> _Action item_
With the pictures set aside, reproduce each entry precisely as it reads.

***** Data section

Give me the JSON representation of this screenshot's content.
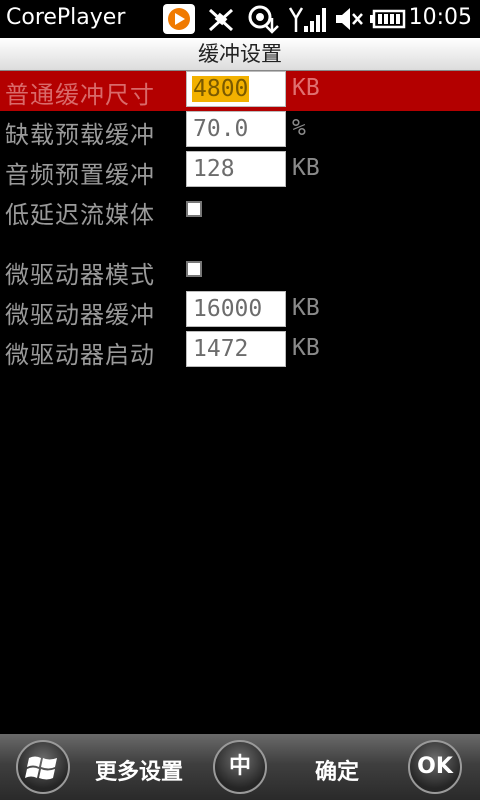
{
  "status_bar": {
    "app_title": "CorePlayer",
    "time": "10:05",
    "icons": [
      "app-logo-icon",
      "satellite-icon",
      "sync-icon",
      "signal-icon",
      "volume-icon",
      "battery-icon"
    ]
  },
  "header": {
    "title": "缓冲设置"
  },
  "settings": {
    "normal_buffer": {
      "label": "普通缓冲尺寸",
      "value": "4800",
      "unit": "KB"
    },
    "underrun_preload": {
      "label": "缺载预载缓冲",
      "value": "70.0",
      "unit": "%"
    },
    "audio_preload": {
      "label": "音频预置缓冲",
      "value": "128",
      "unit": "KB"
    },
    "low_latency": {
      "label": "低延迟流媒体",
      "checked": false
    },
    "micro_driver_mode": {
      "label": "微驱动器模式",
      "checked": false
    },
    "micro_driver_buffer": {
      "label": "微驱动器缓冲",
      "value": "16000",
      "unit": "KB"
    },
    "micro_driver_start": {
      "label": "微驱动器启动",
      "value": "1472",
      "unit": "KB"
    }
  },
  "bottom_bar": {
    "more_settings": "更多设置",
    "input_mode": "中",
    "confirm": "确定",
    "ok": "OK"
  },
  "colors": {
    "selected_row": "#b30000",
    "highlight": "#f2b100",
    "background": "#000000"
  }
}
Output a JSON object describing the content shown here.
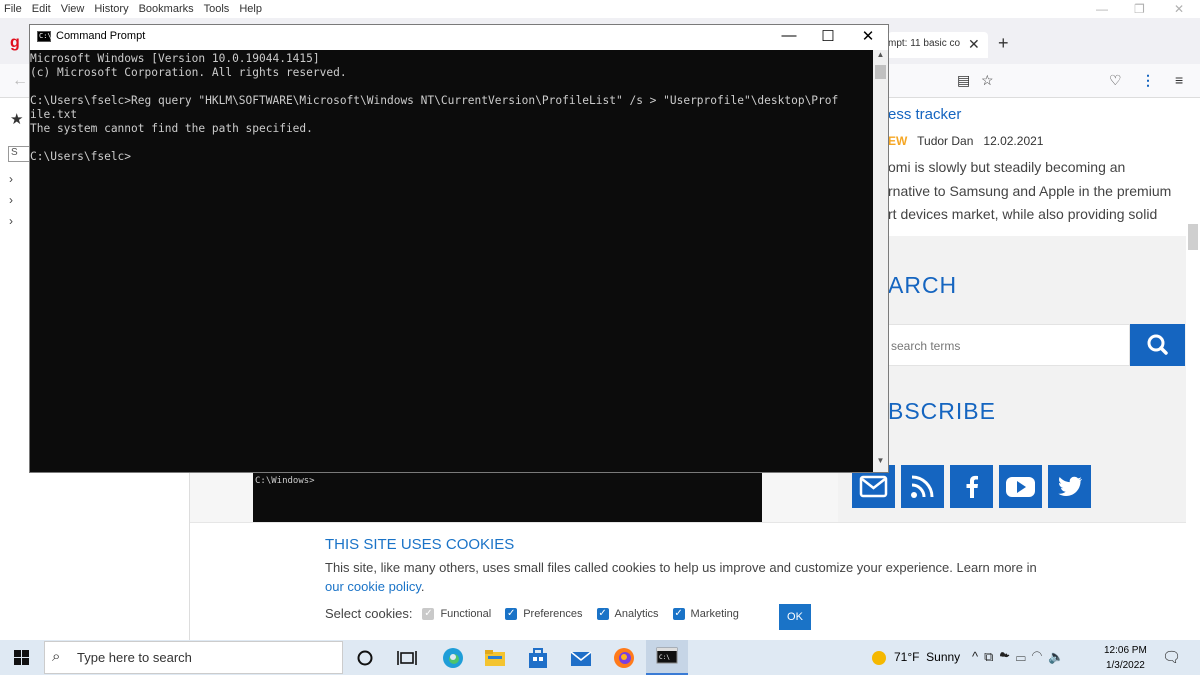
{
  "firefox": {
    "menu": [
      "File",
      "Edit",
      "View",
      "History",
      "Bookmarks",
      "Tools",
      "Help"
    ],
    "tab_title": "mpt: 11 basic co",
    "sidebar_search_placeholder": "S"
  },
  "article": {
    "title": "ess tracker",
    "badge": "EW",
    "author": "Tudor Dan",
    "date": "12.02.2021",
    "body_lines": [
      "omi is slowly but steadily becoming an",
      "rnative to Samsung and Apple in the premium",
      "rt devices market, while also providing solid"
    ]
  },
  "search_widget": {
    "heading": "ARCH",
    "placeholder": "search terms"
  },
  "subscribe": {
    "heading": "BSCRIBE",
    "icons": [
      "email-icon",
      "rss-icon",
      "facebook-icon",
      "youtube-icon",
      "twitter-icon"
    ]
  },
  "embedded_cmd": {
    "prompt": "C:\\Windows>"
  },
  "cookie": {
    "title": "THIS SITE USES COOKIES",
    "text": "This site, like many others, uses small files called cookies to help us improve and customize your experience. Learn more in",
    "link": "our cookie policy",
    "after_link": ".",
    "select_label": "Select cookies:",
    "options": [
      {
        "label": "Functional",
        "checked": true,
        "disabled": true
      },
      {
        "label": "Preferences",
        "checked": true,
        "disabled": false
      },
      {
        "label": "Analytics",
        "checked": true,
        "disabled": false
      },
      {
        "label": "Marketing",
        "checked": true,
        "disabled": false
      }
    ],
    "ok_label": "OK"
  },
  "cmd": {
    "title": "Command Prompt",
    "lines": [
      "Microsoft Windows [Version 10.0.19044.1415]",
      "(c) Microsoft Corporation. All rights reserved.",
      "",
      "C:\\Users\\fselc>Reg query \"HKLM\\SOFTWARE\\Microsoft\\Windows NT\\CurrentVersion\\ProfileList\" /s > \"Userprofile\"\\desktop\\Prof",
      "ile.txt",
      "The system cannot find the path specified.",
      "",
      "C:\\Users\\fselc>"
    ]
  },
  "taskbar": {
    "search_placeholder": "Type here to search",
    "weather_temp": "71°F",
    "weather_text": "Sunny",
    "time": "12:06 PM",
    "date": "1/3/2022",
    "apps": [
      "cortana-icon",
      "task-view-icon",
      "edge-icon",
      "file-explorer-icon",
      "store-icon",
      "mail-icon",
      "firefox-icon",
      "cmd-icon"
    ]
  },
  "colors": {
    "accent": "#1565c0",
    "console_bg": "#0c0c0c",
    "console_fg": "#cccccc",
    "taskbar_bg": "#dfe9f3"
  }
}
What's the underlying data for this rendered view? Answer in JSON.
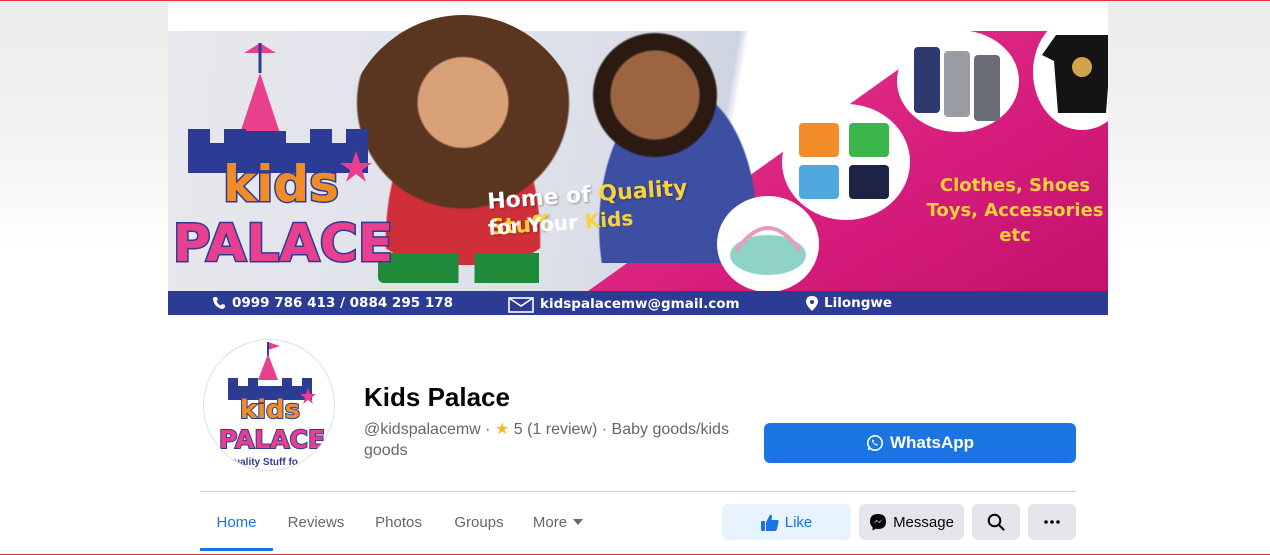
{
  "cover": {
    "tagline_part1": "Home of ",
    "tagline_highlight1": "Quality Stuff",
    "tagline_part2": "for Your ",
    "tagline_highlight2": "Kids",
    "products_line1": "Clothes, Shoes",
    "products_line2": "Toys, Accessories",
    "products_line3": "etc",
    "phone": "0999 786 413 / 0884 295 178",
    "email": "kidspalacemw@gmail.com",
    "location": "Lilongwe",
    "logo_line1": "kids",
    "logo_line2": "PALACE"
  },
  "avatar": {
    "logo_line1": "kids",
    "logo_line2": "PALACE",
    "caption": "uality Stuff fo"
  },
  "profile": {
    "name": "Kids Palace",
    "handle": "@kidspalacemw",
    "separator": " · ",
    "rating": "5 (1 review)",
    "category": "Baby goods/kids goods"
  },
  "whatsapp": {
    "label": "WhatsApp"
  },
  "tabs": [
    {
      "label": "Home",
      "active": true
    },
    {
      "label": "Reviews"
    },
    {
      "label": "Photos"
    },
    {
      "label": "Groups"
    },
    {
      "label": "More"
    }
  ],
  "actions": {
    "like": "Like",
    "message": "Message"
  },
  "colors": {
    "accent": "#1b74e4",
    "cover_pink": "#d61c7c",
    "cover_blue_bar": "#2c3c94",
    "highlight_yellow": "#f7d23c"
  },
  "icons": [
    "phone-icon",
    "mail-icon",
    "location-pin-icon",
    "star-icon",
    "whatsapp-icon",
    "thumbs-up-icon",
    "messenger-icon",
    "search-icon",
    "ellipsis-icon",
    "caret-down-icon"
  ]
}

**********

> _Exercise solution_
Give me the JSON representation of this screenshot's content.
{
  "status_bar": {
    "app_title": "CorePlayer",
    "time": "10:05",
    "icons": [
      "app-logo-icon",
      "satellite-icon",
      "sync-icon",
      "signal-icon",
      "volume-icon",
      "battery-icon"
    ]
  },
  "header": {
    "title": "缓冲设置"
  },
  "settings": {
    "normal_buffer": {
      "label": "普通缓冲尺寸",
      "value": "4800",
      "unit": "KB"
    },
    "underrun_preload": {
      "label": "缺载预载缓冲",
      "value": "70.0",
      "unit": "%"
    },
    "audio_preload": {
      "label": "音频预置缓冲",
      "value": "128",
      "unit": "KB"
    },
    "low_latency": {
      "label": "低延迟流媒体",
      "checked": false
    },
    "micro_driver_mode": {
      "label": "微驱动器模式",
      "checked": false
    },
    "micro_driver_buffer": {
      "label": "微驱动器缓冲",
      "value": "16000",
      "unit": "KB"
    },
    "micro_driver_start": {
      "label": "微驱动器启动",
      "value": "1472",
      "unit": "KB"
    }
  },
  "bottom_bar": {
    "more_settings": "更多设置",
    "input_mode": "中",
    "confirm": "确定",
    "ok": "OK"
  },
  "colors": {
    "selected_row": "#b30000",
    "highlight": "#f2b100",
    "background": "#000000"
  }
}
Output a JSON object describing the content shown here.
{
  "firefox": {
    "menu": [
      "File",
      "Edit",
      "View",
      "History",
      "Bookmarks",
      "Tools",
      "Help"
    ],
    "tab_title": "mpt: 11 basic co",
    "sidebar_search_placeholder": "S"
  },
  "article": {
    "title": "ess tracker",
    "badge": "EW",
    "author": "Tudor Dan",
    "date": "12.02.2021",
    "body_lines": [
      "omi is slowly but steadily becoming an",
      "rnative to Samsung and Apple in the premium",
      "rt devices market, while also providing solid"
    ]
  },
  "search_widget": {
    "heading": "ARCH",
    "placeholder": "search terms"
  },
  "subscribe": {
    "heading": "BSCRIBE",
    "icons": [
      "email-icon",
      "rss-icon",
      "facebook-icon",
      "youtube-icon",
      "twitter-icon"
    ]
  },
  "embedded_cmd": {
    "prompt": "C:\\Windows>"
  },
  "cookie": {
    "title": "THIS SITE USES COOKIES",
    "text": "This site, like many others, uses small files called cookies to help us improve and customize your experience. Learn more in",
    "link": "our cookie policy",
    "after_link": ".",
    "select_label": "Select cookies:",
    "options": [
      {
        "label": "Functional",
        "checked": true,
        "disabled": true
      },
      {
        "label": "Preferences",
        "checked": true,
        "disabled": false
      },
      {
        "label": "Analytics",
        "checked": true,
        "disabled": false
      },
      {
        "label": "Marketing",
        "checked": true,
        "disabled": false
      }
    ],
    "ok_label": "OK"
  },
  "cmd": {
    "title": "Command Prompt",
    "lines": [
      "Microsoft Windows [Version 10.0.19044.1415]",
      "(c) Microsoft Corporation. All rights reserved.",
      "",
      "C:\\Users\\fselc>Reg query \"HKLM\\SOFTWARE\\Microsoft\\Windows NT\\CurrentVersion\\ProfileList\" /s > \"Userprofile\"\\desktop\\Prof",
      "ile.txt",
      "The system cannot find the path specified.",
      "",
      "C:\\Users\\fselc>"
    ]
  },
  "taskbar": {
    "search_placeholder": "Type here to search",
    "weather_temp": "71°F",
    "weather_text": "Sunny",
    "time": "12:06 PM",
    "date": "1/3/2022",
    "apps": [
      "cortana-icon",
      "task-view-icon",
      "edge-icon",
      "file-explorer-icon",
      "store-icon",
      "mail-icon",
      "firefox-icon",
      "cmd-icon"
    ]
  },
  "colors": {
    "accent": "#1565c0",
    "console_bg": "#0c0c0c",
    "console_fg": "#cccccc",
    "taskbar_bg": "#dfe9f3"
  }
}
What's the underlying data for this rendered view? Answer in JSON.
{
  "cover": {
    "tagline_part1": "Home of ",
    "tagline_highlight1": "Quality Stuff",
    "tagline_part2": "for Your ",
    "tagline_highlight2": "Kids",
    "products_line1": "Clothes, Shoes",
    "products_line2": "Toys, Accessories",
    "products_line3": "etc",
    "phone": "0999 786 413 / 0884 295 178",
    "email": "kidspalacemw@gmail.com",
    "location": "Lilongwe",
    "logo_line1": "kids",
    "logo_line2": "PALACE"
  },
  "avatar": {
    "logo_line1": "kids",
    "logo_line2": "PALACE",
    "caption": "uality Stuff fo"
  },
  "profile": {
    "name": "Kids Palace",
    "handle": "@kidspalacemw",
    "separator": " · ",
    "rating": "5 (1 review)",
    "category": "Baby goods/kids goods"
  },
  "whatsapp": {
    "label": "WhatsApp"
  },
  "tabs": [
    {
      "label": "Home",
      "active": true
    },
    {
      "label": "Reviews"
    },
    {
      "label": "Photos"
    },
    {
      "label": "Groups"
    },
    {
      "label": "More"
    }
  ],
  "actions": {
    "like": "Like",
    "message": "Message"
  },
  "colors": {
    "accent": "#1b74e4",
    "cover_pink": "#d61c7c",
    "cover_blue_bar": "#2c3c94",
    "highlight_yellow": "#f7d23c"
  },
  "icons": [
    "phone-icon",
    "mail-icon",
    "location-pin-icon",
    "star-icon",
    "whatsapp-icon",
    "thumbs-up-icon",
    "messenger-icon",
    "search-icon",
    "ellipsis-icon",
    "caret-down-icon"
  ]
}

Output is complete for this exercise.